Today, Paul Schrader‘s “The Dying Of The Light” opens in cinemas, but here’s the thing — he doesn’t want you to see it. He has claimed he was locked out of the editing room and unable to deliver the cut he wanted, yet the film is going out with Schrader’s name but not his support. Is this a case of an auteur’s vision being egregiously wrestled away from him or differences of opinion on details of structure and style? It would appear it’s more the latter than the former.
In their review of the film published today, Film Comment has the unique perspective of having seen both the released version of the movie and apparently Schrader’s workprint cut. What of changes made? Well first, let’s recap the basic premise: starring Nicolas Cage, Anton Yelchin and Irene Jacob, the film follows a veteran CIA agent Evan Lake, who is fighting dementia and is forced into retirement. But before the disease takes over his brain, Evan decides to track down his old nemesis, a terrorist long thought to be dead but who is very much alive. It’s a basic procedural with a ticking medical clock thrown in as some added texture. And it appears that’s what Schrader’s version included.
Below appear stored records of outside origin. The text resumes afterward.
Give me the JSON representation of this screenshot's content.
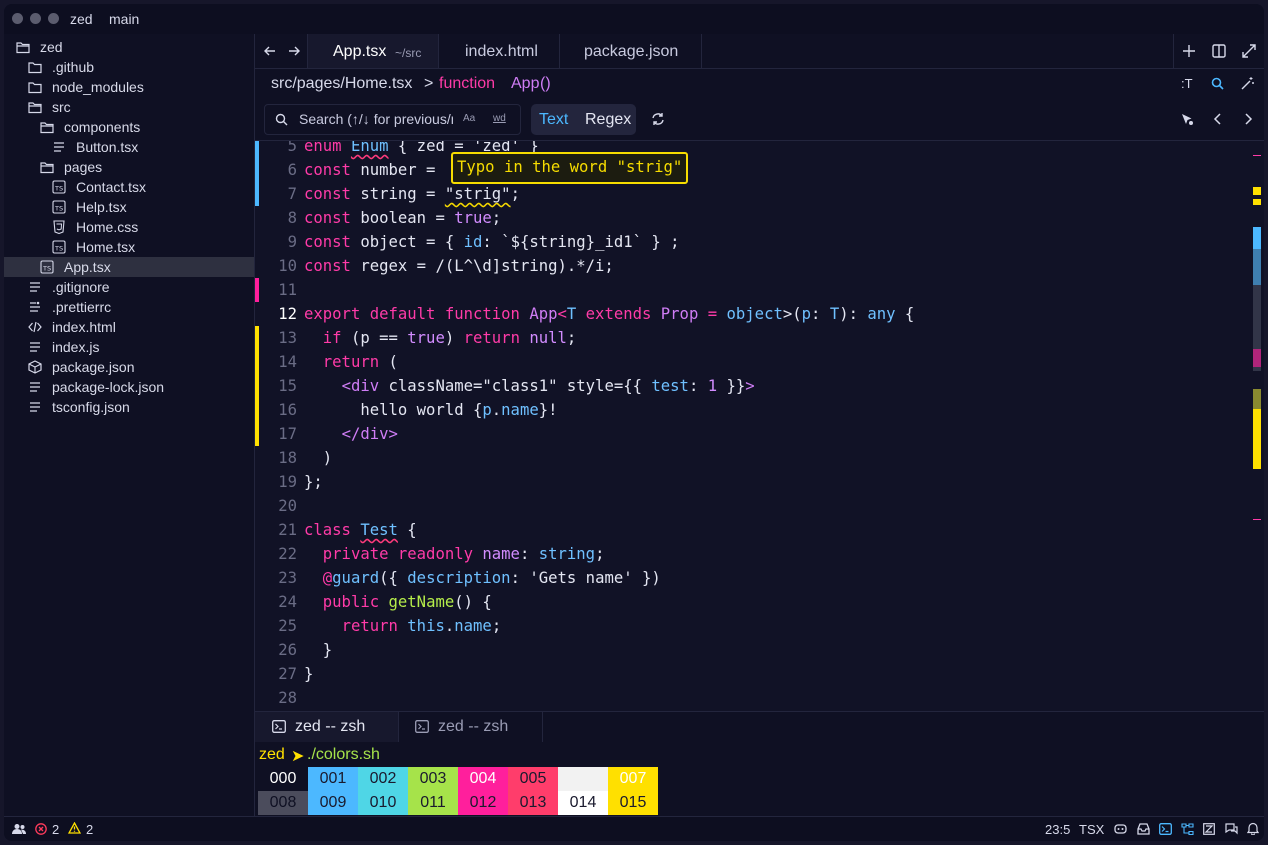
{
  "titlebar": {
    "app": "zed",
    "branch": "main"
  },
  "sidebar": {
    "items": [
      {
        "label": "zed",
        "icon": "folder-open-icon",
        "indent": 0
      },
      {
        "label": ".github",
        "icon": "folder-icon",
        "indent": 1
      },
      {
        "label": "node_modules",
        "icon": "folder-icon",
        "indent": 1
      },
      {
        "label": "src",
        "icon": "folder-open-icon",
        "indent": 1
      },
      {
        "label": "components",
        "icon": "folder-open-icon",
        "indent": 2
      },
      {
        "label": "Button.tsx",
        "icon": "file-icon",
        "indent": 3
      },
      {
        "label": "pages",
        "icon": "folder-open-icon",
        "indent": 2
      },
      {
        "label": "Contact.tsx",
        "icon": "ts-file-icon",
        "indent": 3
      },
      {
        "label": "Help.tsx",
        "icon": "ts-file-icon",
        "indent": 3
      },
      {
        "label": "Home.css",
        "icon": "css-file-icon",
        "indent": 3
      },
      {
        "label": "Home.tsx",
        "icon": "ts-file-icon",
        "indent": 3
      },
      {
        "label": "App.tsx",
        "icon": "ts-file-icon",
        "indent": 2,
        "selected": true
      },
      {
        "label": ".gitignore",
        "icon": "file-icon",
        "indent": 1
      },
      {
        "label": ".prettierrc",
        "icon": "settings-file-icon",
        "indent": 1
      },
      {
        "label": "index.html",
        "icon": "code-icon",
        "indent": 1
      },
      {
        "label": "index.js",
        "icon": "file-icon",
        "indent": 1
      },
      {
        "label": "package.json",
        "icon": "package-icon",
        "indent": 1
      },
      {
        "label": "package-lock.json",
        "icon": "file-icon",
        "indent": 1
      },
      {
        "label": "tsconfig.json",
        "icon": "file-icon",
        "indent": 1
      }
    ]
  },
  "tabs": [
    {
      "label": "App.tsx",
      "path": "~/src",
      "active": true
    },
    {
      "label": "index.html"
    },
    {
      "label": "package.json"
    }
  ],
  "breadcrumb": {
    "path": "src/pages/Home.tsx",
    "sep": ">",
    "keyword": "function",
    "fn": "App",
    "parens": "()"
  },
  "toolbar": {
    "t_label": ":T"
  },
  "search": {
    "placeholder": "Search (↑/↓ for previous/next query)",
    "case_label": "Aa",
    "word_label": "wd",
    "text_label": "Text",
    "regex_label": "Regex"
  },
  "editor": {
    "tooltip": "Typo in the word \"strig\"",
    "current_line": "12",
    "lines": [
      {
        "n": "5",
        "html": "<span class='k'>enum</span> <span class='ty wavy'>Enum</span> { zed = 'zed' }"
      },
      {
        "n": "6",
        "html": "<span class='k'>const</span> number = "
      },
      {
        "n": "7",
        "html": "<span class='k'>const</span> string = <span class='wavyY'>\"strig\"</span>;"
      },
      {
        "n": "8",
        "html": "<span class='k'>const</span> boolean = <span class='pu'>true</span>;"
      },
      {
        "n": "9",
        "html": "<span class='k'>const</span> object = { <span class='ty'>id</span>: `${string}_id1` } ;"
      },
      {
        "n": "10",
        "html": "<span class='k'>const</span> regex = /(L^\\d]string).*/i;"
      },
      {
        "n": "11",
        "html": ""
      },
      {
        "n": "12",
        "html": "<span class='k'>export default function</span> <span class='f'>App</span><span class='k'>&lt;</span><span class='ty'>T</span> <span class='k'>extends</span> <span class='f'>Prop</span> <span class='k'>=</span> <span class='ty'>object</span>&gt;(<span class='ty'>p</span>: <span class='ty'>T</span>): <span class='ty'>any</span> {"
      },
      {
        "n": "13",
        "html": "  <span class='k'>if</span> (p == <span class='pu'>true</span>) <span class='k'>return</span> <span class='pu'>null</span>;"
      },
      {
        "n": "14",
        "html": "  <span class='k'>return</span> ("
      },
      {
        "n": "15",
        "html": "    <span class='f'>&lt;div</span> className=\"class1\" style={{ <span class='ty'>test</span>: <span class='num'>1</span> }}<span class='f'>&gt;</span>"
      },
      {
        "n": "16",
        "html": "      hello world {<span class='ty'>p</span>.<span class='ty'>name</span>}!"
      },
      {
        "n": "17",
        "html": "    <span class='f'>&lt;/div&gt;</span>"
      },
      {
        "n": "18",
        "html": "  )"
      },
      {
        "n": "19",
        "html": "};"
      },
      {
        "n": "20",
        "html": ""
      },
      {
        "n": "21",
        "html": "<span class='k'>class</span> <span class='ty wavy'>Test</span> {"
      },
      {
        "n": "22",
        "html": "  <span class='k'>private readonly</span> <span class='pu'>name</span>: <span class='ty'>string</span>;"
      },
      {
        "n": "23",
        "html": "  <span class='k'>@</span><span class='ty'>guard</span>({ <span class='ty'>description</span>: 'Gets name' })"
      },
      {
        "n": "24",
        "html": "  <span class='k'>public</span> <span class='gr'>getName</span>() {"
      },
      {
        "n": "25",
        "html": "    <span class='k'>return</span> <span class='ty'>this</span>.<span class='ty'>name</span>;"
      },
      {
        "n": "26",
        "html": "  }"
      },
      {
        "n": "27",
        "html": "}"
      },
      {
        "n": "28",
        "html": ""
      }
    ]
  },
  "terminal_tabs": [
    {
      "label": "zed -- zsh",
      "active": true
    },
    {
      "label": "zed -- zsh"
    }
  ],
  "terminal": {
    "prompt_dir": "zed",
    "prompt_arrow": "➤",
    "command": "./colors.sh",
    "row1": [
      {
        "t": "000",
        "bg": "#0f1023",
        "fg": "#ffffff"
      },
      {
        "t": "001",
        "bg": "#4cb8ff",
        "fg": "#1a1a2e"
      },
      {
        "t": "002",
        "bg": "#4fd6e6",
        "fg": "#1a1a2e"
      },
      {
        "t": "003",
        "bg": "#a6e34a",
        "fg": "#1a1a2e"
      },
      {
        "t": "004",
        "bg": "#ff1f9c",
        "fg": "#ffffff"
      },
      {
        "t": "005",
        "bg": "#ff3d6b",
        "fg": "#1a1a2e"
      },
      {
        "t": "",
        "bg": "#f2f2f2",
        "fg": "#1a1a2e"
      },
      {
        "t": "007",
        "bg": "#ffe000",
        "fg": "#ffffff"
      }
    ],
    "row2": [
      {
        "t": "008",
        "bg": "#4b4c5c",
        "fg": "#0f1023"
      },
      {
        "t": "009",
        "bg": "#4cb8ff",
        "fg": "#1a1a2e"
      },
      {
        "t": "010",
        "bg": "#4fd6e6",
        "fg": "#1a1a2e"
      },
      {
        "t": "011",
        "bg": "#a6e34a",
        "fg": "#1a1a2e"
      },
      {
        "t": "012",
        "bg": "#ff1f9c",
        "fg": "#1a1a2e"
      },
      {
        "t": "013",
        "bg": "#ff3d6b",
        "fg": "#1a1a2e"
      },
      {
        "t": "014",
        "bg": "#ffffff",
        "fg": "#1a1a2e"
      },
      {
        "t": "015",
        "bg": "#ffe000",
        "fg": "#1a1a2e"
      }
    ]
  },
  "statusbar": {
    "errors": "2",
    "warnings": "2",
    "cursor": "23:5",
    "language": "TSX"
  },
  "colors": {
    "accent": "#ff3ba8",
    "yellow": "#f6dc00",
    "blue": "#4cb8ff"
  }
}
The first thing to pay attention to is that according to the magazine, there were “no major alterations to his narrative structure or the running time” (an interesting counter to the chatter about a 170 minute director’s cut). Moreover, the magazine says it isn’t “isn’t so much a massacred film as a dismembered one.”
Among the changes: a prologue with medical scans of Lake’s brain with a voiceover explaining his condition; and stylistic flourishes where “we would see the world through Evan Lake’s increasingly unreliable eyes, with distorted camera angles and sound effects used to suggest his weakening grasp on reality.” Certainly, the finished film as it is much more straightforward in this regard, with Cage left to clutch his head from time to time or randomly succumb to brief bouts of memory loss.
But is this workprint close to what Schrader had in mind? It’s hard to say. “Paul’s cut of the movie deviated substantially from his own script. It was a completely different movie from the movie that was greenlit, the movie that was discussed and the movie that was shot,” producer Todd Williams said in September. But this workprint cut hardly sounds like a grand deviation from what was ultimately released. So who knows what Schrader was ultimately trying to put together.
But it doesn’t seem like we’re dealing with a lost masterpiece in this case, with Film Comment ultimately describing both efforts as “an efficient and mostly effective B-grade thriller rooted in a distinctly Schraderian sense of guilt and moral anguish, and featuring a very fine performance by Cage.” My own review certainly disagrees with that generous assessment, but we’ll likely never known what Schrader’s final cut would’ve been like.
Thoughts? Share ’em below.